- _Your task_
Return the data below in full. Keep each character unchanged.
________________________________________
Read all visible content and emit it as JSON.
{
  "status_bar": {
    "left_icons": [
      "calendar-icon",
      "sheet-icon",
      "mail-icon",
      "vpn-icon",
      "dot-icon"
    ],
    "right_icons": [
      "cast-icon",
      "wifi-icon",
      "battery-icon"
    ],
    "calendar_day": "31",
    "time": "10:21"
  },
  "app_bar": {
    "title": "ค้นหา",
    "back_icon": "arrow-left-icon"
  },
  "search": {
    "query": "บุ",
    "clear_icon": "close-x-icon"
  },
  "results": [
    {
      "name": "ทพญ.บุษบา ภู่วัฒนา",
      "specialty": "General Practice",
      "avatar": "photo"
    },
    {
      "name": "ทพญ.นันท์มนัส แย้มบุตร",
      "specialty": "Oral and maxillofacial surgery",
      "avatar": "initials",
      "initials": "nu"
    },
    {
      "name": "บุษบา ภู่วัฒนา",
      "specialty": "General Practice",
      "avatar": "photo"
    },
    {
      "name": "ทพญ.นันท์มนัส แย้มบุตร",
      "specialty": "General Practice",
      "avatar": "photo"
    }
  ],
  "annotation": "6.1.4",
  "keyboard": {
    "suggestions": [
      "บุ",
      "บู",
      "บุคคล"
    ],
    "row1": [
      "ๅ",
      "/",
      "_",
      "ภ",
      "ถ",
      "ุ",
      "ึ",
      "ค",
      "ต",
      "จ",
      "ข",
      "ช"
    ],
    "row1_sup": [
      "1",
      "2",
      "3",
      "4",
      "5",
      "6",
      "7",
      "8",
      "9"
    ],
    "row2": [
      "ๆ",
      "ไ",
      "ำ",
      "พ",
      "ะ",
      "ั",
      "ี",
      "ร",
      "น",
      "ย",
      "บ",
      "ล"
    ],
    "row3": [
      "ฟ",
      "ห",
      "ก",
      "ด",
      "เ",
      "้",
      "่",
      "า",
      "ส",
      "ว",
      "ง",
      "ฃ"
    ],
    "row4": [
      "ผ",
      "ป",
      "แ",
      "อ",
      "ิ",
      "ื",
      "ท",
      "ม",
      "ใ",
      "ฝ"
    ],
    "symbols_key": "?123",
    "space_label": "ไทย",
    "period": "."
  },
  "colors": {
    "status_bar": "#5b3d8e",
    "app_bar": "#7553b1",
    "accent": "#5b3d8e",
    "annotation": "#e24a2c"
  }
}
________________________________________
- _Your solution_
Read all visible content and emit it as JSON.
{
  "status_bar": {
    "left_icons": [
      "calendar-icon",
      "sheet-icon",
      "mail-icon",
      "vpn-icon",
      "dot-icon"
    ],
    "right_icons": [
      "cast-icon",
      "wifi-icon",
      "battery-icon"
    ],
    "calendar_day": "31",
    "time": "10:21"
  },
  "app_bar": {
    "title": "ค้นหา",
    "back_icon": "arrow-left-icon"
  },
  "search": {
    "query": "บุ",
    "clear_icon": "close-x-icon"
  },
  "results": [
    {
      "name": "ทพญ.บุษบา ภู่วัฒนา",
      "specialty": "General Practice",
      "avatar": "photo"
    },
    {
      "name": "ทพญ.นันท์มนัส แย้มบุตร",
      "specialty": "Oral and maxillofacial surgery",
      "avatar": "initials",
      "initials": "nu"
    },
    {
      "name": "บุษบา ภู่วัฒนา",
      "specialty": "General Practice",
      "avatar": "photo"
    },
    {
      "name": "ทพญ.นันท์มนัส แย้มบุตร",
      "specialty": "General Practice",
      "avatar": "photo"
    }
  ],
  "annotation": "6.1.4",
  "keyboard": {
    "suggestions": [
      "บุ",
      "บู",
      "บุคคล"
    ],
    "row1": [
      "ๅ",
      "/",
      "_",
      "ภ",
      "ถ",
      "ุ",
      "ึ",
      "ค",
      "ต",
      "จ",
      "ข",
      "ช"
    ],
    "row1_sup": [
      "1",
      "2",
      "3",
      "4",
      "5",
      "6",
      "7",
      "8",
      "9"
    ],
    "row2": [
      "ๆ",
      "ไ",
      "ำ",
      "พ",
      "ะ",
      "ั",
      "ี",
      "ร",
      "น",
      "ย",
      "บ",
      "ล"
    ],
    "row3": [
      "ฟ",
      "ห",
      "ก",
      "ด",
      "เ",
      "้",
      "่",
      "า",
      "ส",
      "ว",
      "ง",
      "ฃ"
    ],
    "row4": [
      "ผ",
      "ป",
      "แ",
      "อ",
      "ิ",
      "ื",
      "ท",
      "ม",
      "ใ",
      "ฝ"
    ],
    "symbols_key": "?123",
    "space_label": "ไทย",
    "period": "."
  },
  "colors": {
    "status_bar": "#5b3d8e",
    "app_bar": "#7553b1",
    "accent": "#5b3d8e",
    "annotation": "#e24a2c"
  }
}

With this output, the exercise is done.